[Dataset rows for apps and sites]
· · · · ·
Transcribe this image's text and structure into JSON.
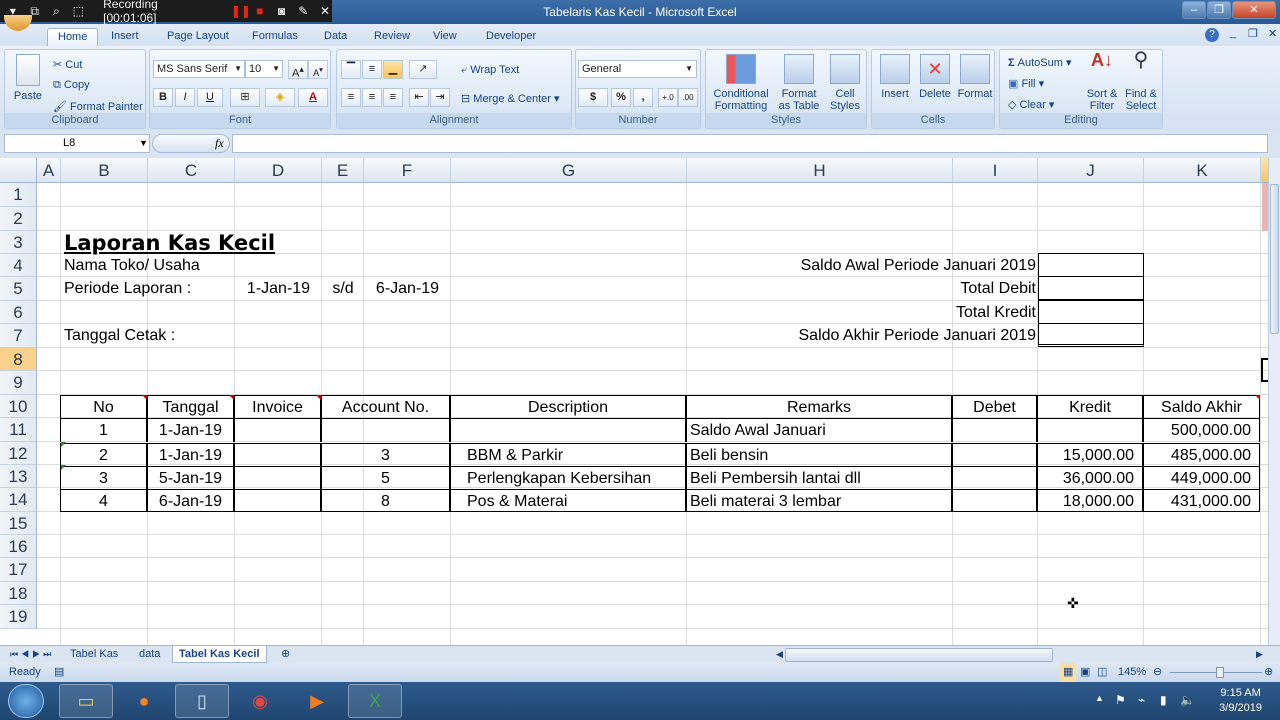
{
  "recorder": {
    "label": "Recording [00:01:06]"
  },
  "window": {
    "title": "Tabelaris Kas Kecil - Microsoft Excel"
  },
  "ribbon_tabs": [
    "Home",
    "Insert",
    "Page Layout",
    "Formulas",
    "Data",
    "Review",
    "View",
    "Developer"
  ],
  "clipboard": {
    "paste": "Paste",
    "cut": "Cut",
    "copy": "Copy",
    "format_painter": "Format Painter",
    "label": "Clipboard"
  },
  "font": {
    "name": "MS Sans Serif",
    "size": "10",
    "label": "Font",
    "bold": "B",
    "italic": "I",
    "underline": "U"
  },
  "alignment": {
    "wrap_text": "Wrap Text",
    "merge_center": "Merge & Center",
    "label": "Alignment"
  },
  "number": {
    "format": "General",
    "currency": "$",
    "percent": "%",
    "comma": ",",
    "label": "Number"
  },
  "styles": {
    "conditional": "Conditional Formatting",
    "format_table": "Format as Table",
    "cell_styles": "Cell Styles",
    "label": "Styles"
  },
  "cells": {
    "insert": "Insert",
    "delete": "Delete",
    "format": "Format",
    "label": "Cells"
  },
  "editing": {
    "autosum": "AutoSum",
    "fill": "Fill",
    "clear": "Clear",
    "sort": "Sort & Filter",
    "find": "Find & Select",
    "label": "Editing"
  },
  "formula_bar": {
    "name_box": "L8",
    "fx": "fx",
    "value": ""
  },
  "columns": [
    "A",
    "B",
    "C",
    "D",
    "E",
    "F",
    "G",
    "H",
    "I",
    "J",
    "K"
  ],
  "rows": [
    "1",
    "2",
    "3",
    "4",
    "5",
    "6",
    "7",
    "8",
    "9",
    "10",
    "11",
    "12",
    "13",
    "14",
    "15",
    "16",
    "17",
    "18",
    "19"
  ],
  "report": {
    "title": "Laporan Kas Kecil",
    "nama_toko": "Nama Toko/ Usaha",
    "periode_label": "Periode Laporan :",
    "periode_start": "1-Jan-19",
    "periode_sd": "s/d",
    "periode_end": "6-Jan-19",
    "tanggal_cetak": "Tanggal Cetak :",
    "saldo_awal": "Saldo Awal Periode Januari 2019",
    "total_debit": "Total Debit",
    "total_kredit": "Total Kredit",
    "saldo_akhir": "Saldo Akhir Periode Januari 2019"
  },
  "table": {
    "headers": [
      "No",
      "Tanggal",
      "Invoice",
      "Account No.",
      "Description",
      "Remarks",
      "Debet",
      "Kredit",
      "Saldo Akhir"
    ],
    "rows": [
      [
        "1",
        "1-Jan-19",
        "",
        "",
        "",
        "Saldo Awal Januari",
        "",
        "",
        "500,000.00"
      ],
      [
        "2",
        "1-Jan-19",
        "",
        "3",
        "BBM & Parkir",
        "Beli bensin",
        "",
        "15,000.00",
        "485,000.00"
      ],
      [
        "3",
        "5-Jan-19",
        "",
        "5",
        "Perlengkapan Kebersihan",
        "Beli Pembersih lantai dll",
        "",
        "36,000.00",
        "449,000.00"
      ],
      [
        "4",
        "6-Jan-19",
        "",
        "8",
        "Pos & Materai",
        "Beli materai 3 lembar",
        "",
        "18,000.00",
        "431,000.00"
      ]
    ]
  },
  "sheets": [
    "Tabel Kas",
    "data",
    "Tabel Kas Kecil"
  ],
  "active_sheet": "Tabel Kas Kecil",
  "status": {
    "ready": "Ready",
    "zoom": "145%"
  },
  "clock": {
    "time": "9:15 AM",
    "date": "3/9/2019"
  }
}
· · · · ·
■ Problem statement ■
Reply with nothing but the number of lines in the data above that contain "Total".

■ Task solution ■
2